fb logo yelp logo

Call Us: 818-598-0000

23101 Sherman Place, #507

West Hills, CA 91307 View Location

NewsRheum

May 4

Osteoarthritis- diagnosis

How is osteoarthritis diagnosed?

Osteoarthritis is diagnosed with a combination of medical history, physical exam, xrays, labs, and possibly other tests.

 

Medical history

There are several “clues” a physician looks for in differentiating osteoarthritis from other types of arthritis. For example, in osteoarthritis, the pain usually comes on over time, it is worse at night and with use of the joints, and there is minimal stiffness in the morning.

Although these clues are helpful, they may not be true in every person. For example, some people with rheumatoid arthritis may present with similar symptoms. On the other hand, some people with osteoarthritis may have only some or none of these clues.

 

Physical exam

Although osteoarthritic joints can be warm and swollen, there is usually less swelling in osteoarthritis than some other forms of arthritis like rheumatoid arthritis or gout.

Heberden's nodes
Heberden’s nodes- From operation-pro.de/

Osteoarthritis can lead to joint deformity. Sometimes the two bones in a joint actually fuse and the joint loses its

flexibility.

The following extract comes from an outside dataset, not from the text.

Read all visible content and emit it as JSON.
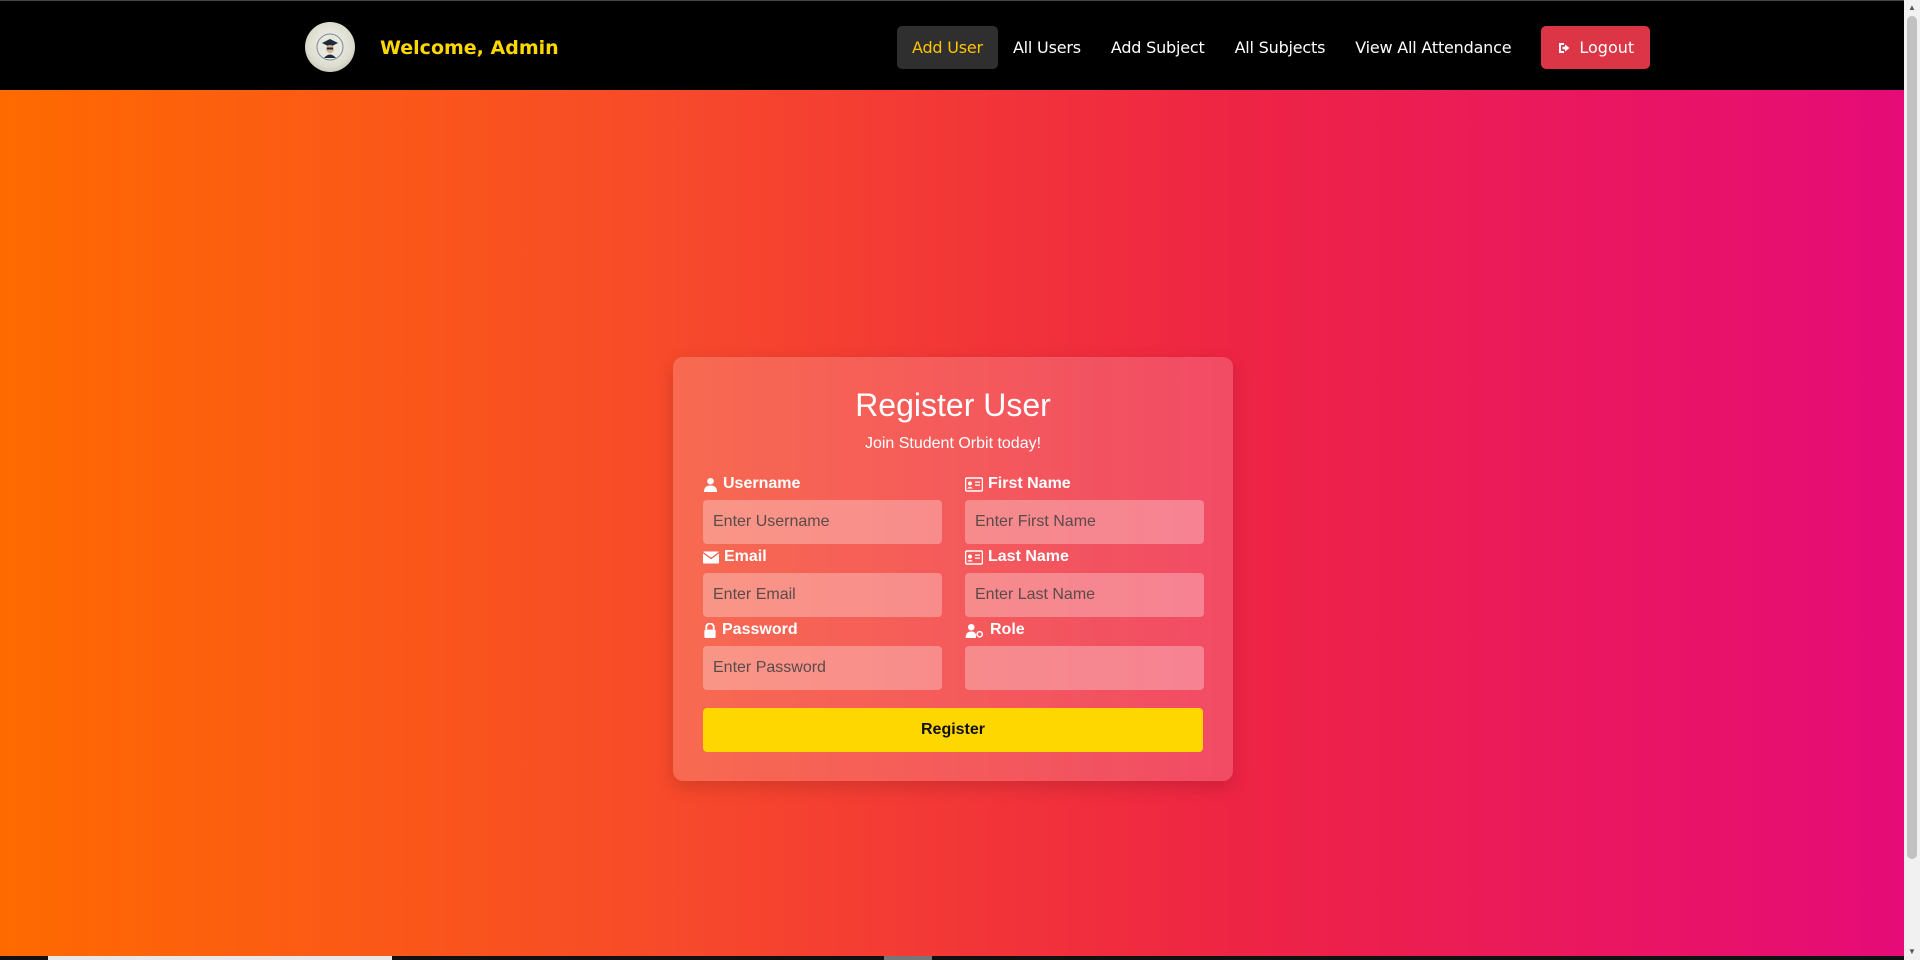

As the body attempts to repair the damage joints, extra bone may form around the joint causing the joint to get larger and sometimes have “bumps”. These bumps are otherwise known as Heberden’s and Bouchard’s nodes.

 

Xrays

Hand osteoarthritis
Hand osteoarthritis

In more advanced osteoarthritis, xrays can show narrowing of the space between two bones and even joint damage characteristic of osteoarthritis.

 

 

Labs

Although there is no blood test for osteoarthritis, labs can be done to rule out other forms of arthritis.

 

Joint fluid

If there is significant swelling in the joint, examination of the fluid drawn from the joint can help provide another clue. The joint fluid from an osteoarthritic joint has different characteristics from that from a joint with rheumatoid arthritis, infection, or gout.

 

See also:

http://www.drfirooz.com/osteoarthritis-common-type-arthritis/

http://www.drfirooz.com/osteoarthritis-treatment-diet-surgery/

 

Reference:

http://www.webmd.com/osteoarthritis/default.htm?names-dropdown=MO

http://www.mayoclinic.org/diseases-conditions/osteoarthritis/basics/definition/con-20014749

https://www.arthritis.org/conditions-treatments/disease-center/osteoarthritis/

https://www.rheumatology.org/practice/clinical/patients/diseases_and_conditions/osteoarthritis.asp

UpToDate

Firooz, Dr. Nazanin

Dr. Firooz is board-certified in Rheumatology and Internal Medicine. She is an active member of the American College of Rheumatology, and is affiliated with the Department of Rheumatology at Cedars Sinai Medical Center.

Leave a Comment

You may use these HTML tags and attributes: <a href="" title=""> <abbr title=""> <acronym title=""> <b> <blockquote cite=""> <cite> <code> <del datetime=""> <em> <i> <q cite=""> <s> <strike> <strong>